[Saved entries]
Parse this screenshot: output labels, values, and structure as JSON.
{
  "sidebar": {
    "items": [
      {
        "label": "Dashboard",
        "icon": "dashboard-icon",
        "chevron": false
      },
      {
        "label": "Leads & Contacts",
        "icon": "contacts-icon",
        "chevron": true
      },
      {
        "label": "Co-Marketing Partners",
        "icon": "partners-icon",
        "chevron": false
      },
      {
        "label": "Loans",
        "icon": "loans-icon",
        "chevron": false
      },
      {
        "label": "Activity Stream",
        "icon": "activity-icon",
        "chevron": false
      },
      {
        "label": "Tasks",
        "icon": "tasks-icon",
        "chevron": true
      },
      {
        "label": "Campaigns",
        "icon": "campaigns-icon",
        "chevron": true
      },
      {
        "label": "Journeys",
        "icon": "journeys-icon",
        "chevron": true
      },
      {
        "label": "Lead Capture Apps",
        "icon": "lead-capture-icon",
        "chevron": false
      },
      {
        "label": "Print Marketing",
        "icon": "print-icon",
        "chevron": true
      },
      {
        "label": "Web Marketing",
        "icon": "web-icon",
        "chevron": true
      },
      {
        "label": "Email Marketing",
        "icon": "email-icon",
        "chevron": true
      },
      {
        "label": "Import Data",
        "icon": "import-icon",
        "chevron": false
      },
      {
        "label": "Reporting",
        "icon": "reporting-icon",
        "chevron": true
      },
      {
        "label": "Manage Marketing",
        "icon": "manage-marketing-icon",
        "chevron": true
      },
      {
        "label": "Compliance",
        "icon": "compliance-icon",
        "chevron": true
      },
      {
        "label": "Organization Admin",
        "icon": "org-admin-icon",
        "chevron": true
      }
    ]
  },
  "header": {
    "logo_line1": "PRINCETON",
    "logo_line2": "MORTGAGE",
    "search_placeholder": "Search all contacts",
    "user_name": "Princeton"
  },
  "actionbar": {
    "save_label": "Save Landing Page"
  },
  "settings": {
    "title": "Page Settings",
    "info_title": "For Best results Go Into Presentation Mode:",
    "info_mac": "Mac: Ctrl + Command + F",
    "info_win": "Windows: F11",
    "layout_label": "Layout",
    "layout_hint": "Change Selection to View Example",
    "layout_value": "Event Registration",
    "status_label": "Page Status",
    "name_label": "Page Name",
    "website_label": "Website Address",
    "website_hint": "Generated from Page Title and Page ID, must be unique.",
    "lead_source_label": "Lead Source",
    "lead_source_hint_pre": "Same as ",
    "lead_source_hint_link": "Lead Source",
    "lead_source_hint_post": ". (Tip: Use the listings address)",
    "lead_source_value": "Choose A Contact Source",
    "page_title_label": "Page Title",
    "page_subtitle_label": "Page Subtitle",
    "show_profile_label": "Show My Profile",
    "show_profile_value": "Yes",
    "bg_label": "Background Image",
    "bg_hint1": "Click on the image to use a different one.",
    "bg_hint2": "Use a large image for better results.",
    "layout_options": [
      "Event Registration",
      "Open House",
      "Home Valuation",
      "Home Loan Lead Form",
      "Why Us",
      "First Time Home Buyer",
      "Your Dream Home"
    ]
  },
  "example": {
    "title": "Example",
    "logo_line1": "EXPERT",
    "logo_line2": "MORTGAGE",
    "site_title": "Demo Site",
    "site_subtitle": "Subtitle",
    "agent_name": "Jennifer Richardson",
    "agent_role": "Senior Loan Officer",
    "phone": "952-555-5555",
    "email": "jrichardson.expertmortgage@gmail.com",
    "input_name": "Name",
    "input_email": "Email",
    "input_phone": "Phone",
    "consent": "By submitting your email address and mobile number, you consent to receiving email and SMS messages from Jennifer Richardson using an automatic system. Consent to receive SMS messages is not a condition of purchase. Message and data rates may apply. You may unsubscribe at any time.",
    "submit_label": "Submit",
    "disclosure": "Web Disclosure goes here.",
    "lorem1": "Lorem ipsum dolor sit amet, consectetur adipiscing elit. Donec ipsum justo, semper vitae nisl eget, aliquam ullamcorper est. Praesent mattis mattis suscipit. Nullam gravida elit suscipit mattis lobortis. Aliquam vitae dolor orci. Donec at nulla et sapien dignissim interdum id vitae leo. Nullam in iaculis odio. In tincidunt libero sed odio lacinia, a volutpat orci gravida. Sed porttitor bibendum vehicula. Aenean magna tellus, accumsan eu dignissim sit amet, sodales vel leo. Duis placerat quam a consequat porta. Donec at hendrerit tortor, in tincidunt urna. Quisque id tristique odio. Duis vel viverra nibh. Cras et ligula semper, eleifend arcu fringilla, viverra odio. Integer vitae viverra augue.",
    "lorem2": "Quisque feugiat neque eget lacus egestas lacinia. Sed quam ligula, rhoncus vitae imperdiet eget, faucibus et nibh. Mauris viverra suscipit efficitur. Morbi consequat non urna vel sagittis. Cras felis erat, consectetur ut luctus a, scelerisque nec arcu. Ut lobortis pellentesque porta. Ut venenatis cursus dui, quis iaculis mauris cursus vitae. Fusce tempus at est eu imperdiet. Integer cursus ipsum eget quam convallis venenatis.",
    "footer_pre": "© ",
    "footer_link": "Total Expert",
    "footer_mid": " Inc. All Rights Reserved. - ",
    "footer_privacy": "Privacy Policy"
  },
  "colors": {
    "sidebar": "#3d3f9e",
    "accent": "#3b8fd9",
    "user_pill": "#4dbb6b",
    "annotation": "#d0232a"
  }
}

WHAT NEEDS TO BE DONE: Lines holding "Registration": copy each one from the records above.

EXPECTED ANSWER:
    "layout_value": "Event Registration",
      "Event Registration",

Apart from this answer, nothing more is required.